7. A machine tool construction according to claim 6 wherein the longitudinal cam member is curved and the longitudinal guide is straight.

8. In a machine tool, support means, table means shiftably mounted on said support means, a longitudinal cam member carried by one of said means, a cam follower member carried by the other means, an actuator for shifting the table means back and forth along a path determined by the cam and follower members, and means for preloading the cam and follower members compnising a resiliently expansible member, a longitudinal guide element generally paralleling the cam member, a guide follower element, one element being mounted on the table means and the other on the support means, an element being connected with the expansible member for impressing a preloadi-ng force upon the cam and follower members.

References Cited in the file of this patent UNITED STATES PATENTS 1,255,962 Warner et a1. Feb. 12, 1918 2,058,731 Sherrilf Oct. 27, 1936 2,403,136 Stoner July 2, 1946 2,648,175 Fraser Aug. 11, 1953 2,775,073 Ingersoll et a1 Dec. 25, 1956 FOREIGN PATENTS 186,947 Austria Sept. 25, 1956
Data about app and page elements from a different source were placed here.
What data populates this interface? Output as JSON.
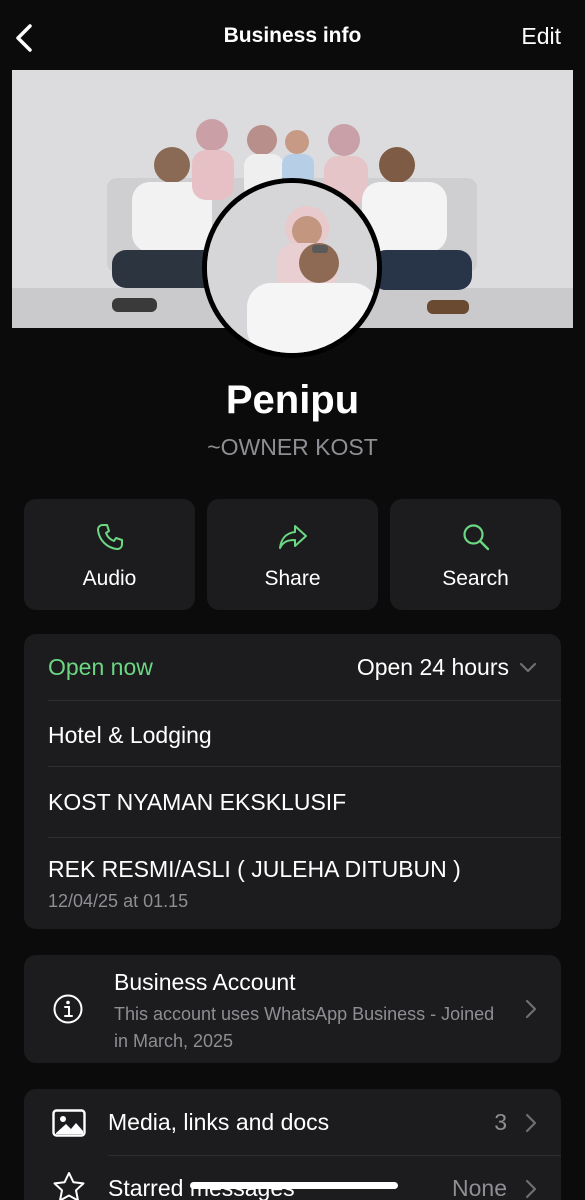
{
  "header": {
    "title": "Business info",
    "back_icon": "chevron-left-icon",
    "edit_label": "Edit"
  },
  "profile": {
    "name": "Penipu",
    "subtitle": "~OWNER KOST"
  },
  "actions": [
    {
      "label": "Audio",
      "icon": "phone-icon"
    },
    {
      "label": "Share",
      "icon": "share-arrow-icon"
    },
    {
      "label": "Search",
      "icon": "search-icon"
    }
  ],
  "business_info": {
    "status": "Open now",
    "hours": "Open 24 hours",
    "category": "Hotel & Lodging",
    "description": "KOST NYAMAN EKSKLUSIF",
    "note": "REK RESMI/ASLI ( JULEHA DITUBUN )",
    "note_time": "12/04/25 at 01.15"
  },
  "business_account": {
    "title": "Business Account",
    "description": "This account uses WhatsApp Business - Joined in March, 2025"
  },
  "media": {
    "label": "Media, links and docs",
    "count": "3"
  },
  "starred": {
    "label": "Starred messages",
    "value": "None"
  },
  "colors": {
    "accent_green": "#6bd782",
    "background": "#0b0b0b",
    "card": "#1c1c1e",
    "secondary_text": "#8e8e93"
  }
}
Patent Citations
Cited PatentFiling datePublication dateApplicantTitle
US1255962 *Jan 22, 1917Feb 12, 1918Carl C WarnerGrinding-machine.
US2058731 *Aug 29, 1934Oct 27, 1936Sherriff George MGranite cutting machine
US2403136 *Aug 17, 1944Jul 2, 1946Jacobs Mfg CoCollet
US2648175 *Feb 28, 1950Aug 11, 1953Fraser Ella MControl means for automatic grinding machines
US2775073 *Dec 12, 1951Dec 25, 1956Borg WarnerAutomatic polishing machine
AT186947B * Title not available
Referenced by
Citing PatentFiling datePublication dateApplicantTitle
US4192172 *Apr 13, 1978Mar 11, 1980The Ajax Manufacturing CompanyForging machine transfer for heavy workpieces
US4332186 *Nov 20, 1980Jun 1, 1982Roehm Guenter HHydraulic actuator for lathe chuck
U.S. Classification451/227, 435/134, 451/237, 279/51, 451/331, 279/46.7, 279/155, 384/518, 451/398
International ClassificationB24B47/06, B24B11/00
Cooperative ClassificationB24B47/06, B24B11/00
European ClassificationB24B47/06, B24B11/00